In a complex political and regulatory environment, many businesses that seek to do good are inhibited by the limited scope of available metrics, or the sheer burden of attempting to think more widely. Many struggle to establish the ‘right’ parameters of measurement, under continued pressure to deliver short term returns for their shareholders, at the expense of real reform.


The ERR offers a broad and transparent lens, governed by the most powerful commercial force of our times: the opinion of informed consumers. Harnessing the principles of  the trust economy, the platform will be radically open, allowing every business to share their processes publicly and engage directly with the public, using the four tiers of impact (suppliers, customers, society and environment), which the informed public would then rate openly against a set of clear principles. In this way it will be self-regulating – a Trip Advisor or a Glassdoor of impact measurement – while allowing businesses to build a direct and collaborative relationship with consumers.


Consider, for example, the impetus on a business to improve their efforts to banish modern slavery from their supply chain if they knew how visible their efforts would be and how integral to their overall rating, and how valuable the discussions provoked would be. Today, despite being passed into law in 2015, most large companies still lag perilously behind, unmoved by a government requirement that has little risk of consequence if ignored, and huge cost to implement.

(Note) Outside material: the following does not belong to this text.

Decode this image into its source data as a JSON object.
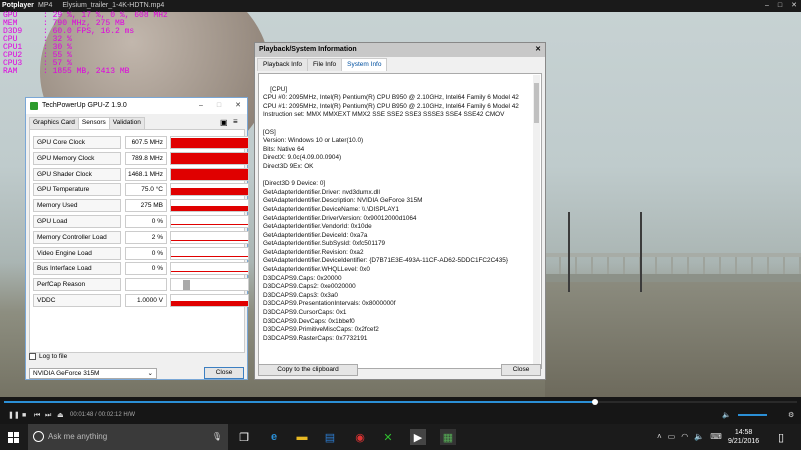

This social aspect is key to the ERR’s emphasis on positive change: inviting, not condemnation or a rigid score system, but a shared approach to improvement; a recognition of good intent and an on-going dialogue in how to do better and where impact should be measured. As we develop the platform, we’ll be looking for input from all organisations and all sectors – please do get in touch with your thoughts so that we can create the most useful possible tool.